◆ **Exercise**: Omit every picture, then give all the entries again exactly.

◆ **Data extracts**:
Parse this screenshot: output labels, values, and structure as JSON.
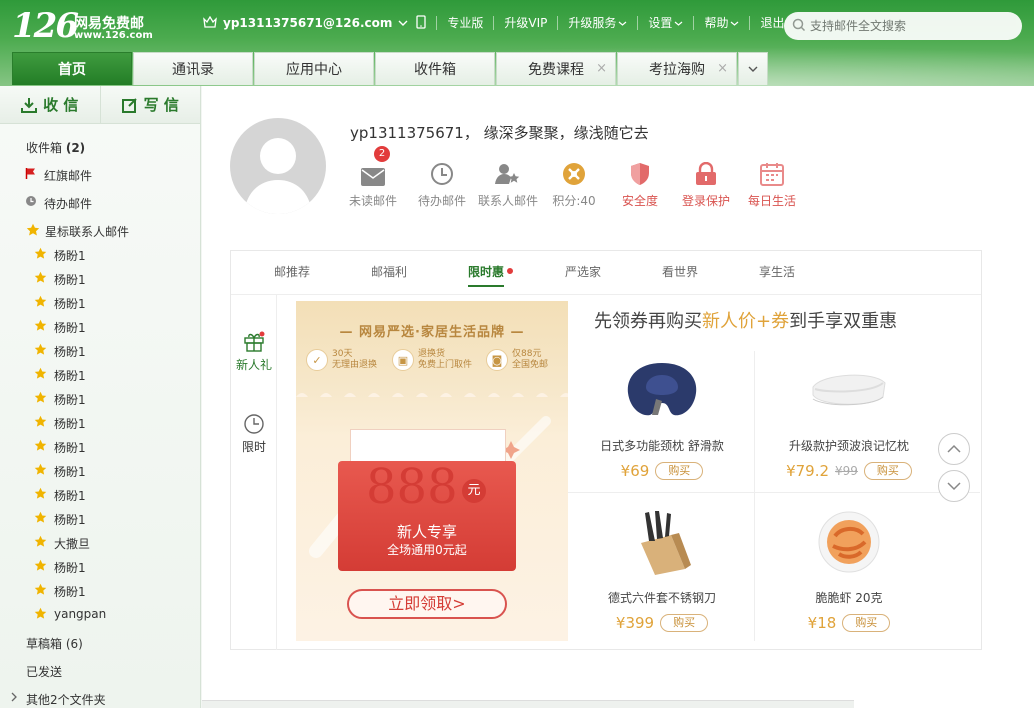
{
  "header": {
    "logo_number": "126",
    "logo_text": "网易免费邮",
    "logo_url": "www.126.com",
    "email": "yp1311375671@126.com",
    "links": [
      "专业版",
      "升级VIP",
      "升级服务",
      "设置",
      "帮助",
      "退出"
    ],
    "search_placeholder": "支持邮件全文搜索"
  },
  "tabs": [
    {
      "label": "首页"
    },
    {
      "label": "通讯录"
    },
    {
      "label": "应用中心"
    },
    {
      "label": "收件箱"
    },
    {
      "label": "免费课程"
    },
    {
      "label": "考拉海购"
    }
  ],
  "sidebar": {
    "receive": "收 信",
    "compose": "写 信",
    "inbox_label": "收件箱",
    "inbox_count": "(2)",
    "flagged": "红旗邮件",
    "todo": "待办邮件",
    "starred": "星标联系人邮件",
    "contacts": [
      "杨盼1",
      "杨盼1",
      "杨盼1",
      "杨盼1",
      "杨盼1",
      "杨盼1",
      "杨盼1",
      "杨盼1",
      "杨盼1",
      "杨盼1",
      "杨盼1",
      "杨盼1",
      "大撒旦",
      "杨盼1",
      "杨盼1",
      "yangpan"
    ],
    "drafts": "草稿箱 (6)",
    "sent": "已发送",
    "others": "其他2个文件夹"
  },
  "profile": {
    "greeting": "yp1311375671， 缘深多聚聚，缘浅随它去",
    "unread_badge": "2",
    "stats": [
      "未读邮件",
      "待办邮件",
      "联系人邮件",
      "积分:40",
      "安全度",
      "登录保护",
      "每日生活"
    ]
  },
  "panel": {
    "tabs": [
      "邮推荐",
      "邮福利",
      "限时惠",
      "严选家",
      "看世界",
      "享生活"
    ],
    "side_nav": [
      "新人礼",
      "限时"
    ],
    "promo": {
      "title": "网易严选·家居生活品牌",
      "features": [
        {
          "l1": "30天",
          "l2": "无理由退换"
        },
        {
          "l1": "退换货",
          "l2": "免费上门取件"
        },
        {
          "l1": "仅88元",
          "l2": "全国免邮"
        }
      ],
      "amount": "888",
      "yuan": "元",
      "new_user": "新人专享",
      "subtitle": "全场通用0元起",
      "claim": "立即领取>"
    },
    "headline_a": "先领券再购买",
    "headline_b": "新人价+券",
    "headline_c": "到手享双重惠",
    "products": [
      {
        "name": "日式多功能颈枕 舒滑款",
        "price": "¥69",
        "old": "",
        "buy": "购买"
      },
      {
        "name": "升级款护颈波浪记忆枕",
        "price": "¥79.2",
        "old": "¥99",
        "buy": "购买"
      },
      {
        "name": "德式六件套不锈钢刀",
        "price": "¥399",
        "old": "",
        "buy": "购买"
      },
      {
        "name": "脆脆虾 20克",
        "price": "¥18",
        "old": "",
        "buy": "购买"
      }
    ]
  },
  "colors": {
    "brand_green": "#2a7a2c",
    "accent_gold": "#e0a33a",
    "red": "#d43c35"
  }
}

◆ **Answer below**:
Parse this screenshot: output labels, values, and structure as JSON.
{
  "header": {
    "logo_number": "126",
    "logo_text": "网易免费邮",
    "logo_url": "www.126.com",
    "email": "yp1311375671@126.com",
    "links": [
      "专业版",
      "升级VIP",
      "升级服务",
      "设置",
      "帮助",
      "退出"
    ],
    "search_placeholder": "支持邮件全文搜索"
  },
  "tabs": [
    {
      "label": "首页"
    },
    {
      "label": "通讯录"
    },
    {
      "label": "应用中心"
    },
    {
      "label": "收件箱"
    },
    {
      "label": "免费课程"
    },
    {
      "label": "考拉海购"
    }
  ],
  "sidebar": {
    "receive": "收 信",
    "compose": "写 信",
    "inbox_label": "收件箱",
    "inbox_count": "(2)",
    "flagged": "红旗邮件",
    "todo": "待办邮件",
    "starred": "星标联系人邮件",
    "contacts": [
      "杨盼1",
      "杨盼1",
      "杨盼1",
      "杨盼1",
      "杨盼1",
      "杨盼1",
      "杨盼1",
      "杨盼1",
      "杨盼1",
      "杨盼1",
      "杨盼1",
      "杨盼1",
      "大撒旦",
      "杨盼1",
      "杨盼1",
      "yangpan"
    ],
    "drafts": "草稿箱 (6)",
    "sent": "已发送",
    "others": "其他2个文件夹"
  },
  "profile": {
    "greeting": "yp1311375671， 缘深多聚聚，缘浅随它去",
    "unread_badge": "2",
    "stats": [
      "未读邮件",
      "待办邮件",
      "联系人邮件",
      "积分:40",
      "安全度",
      "登录保护",
      "每日生活"
    ]
  },
  "panel": {
    "tabs": [
      "邮推荐",
      "邮福利",
      "限时惠",
      "严选家",
      "看世界",
      "享生活"
    ],
    "side_nav": [
      "新人礼",
      "限时"
    ],
    "promo": {
      "title": "网易严选·家居生活品牌",
      "features": [
        {
          "l1": "30天",
          "l2": "无理由退换"
        },
        {
          "l1": "退换货",
          "l2": "免费上门取件"
        },
        {
          "l1": "仅88元",
          "l2": "全国免邮"
        }
      ],
      "amount": "888",
      "yuan": "元",
      "new_user": "新人专享",
      "subtitle": "全场通用0元起",
      "claim": "立即领取>"
    },
    "headline_a": "先领券再购买",
    "headline_b": "新人价+券",
    "headline_c": "到手享双重惠",
    "products": [
      {
        "name": "日式多功能颈枕 舒滑款",
        "price": "¥69",
        "old": "",
        "buy": "购买"
      },
      {
        "name": "升级款护颈波浪记忆枕",
        "price": "¥79.2",
        "old": "¥99",
        "buy": "购买"
      },
      {
        "name": "德式六件套不锈钢刀",
        "price": "¥399",
        "old": "",
        "buy": "购买"
      },
      {
        "name": "脆脆虾 20克",
        "price": "¥18",
        "old": "",
        "buy": "购买"
      }
    ]
  },
  "colors": {
    "brand_green": "#2a7a2c",
    "accent_gold": "#e0a33a",
    "red": "#d43c35"
  }
}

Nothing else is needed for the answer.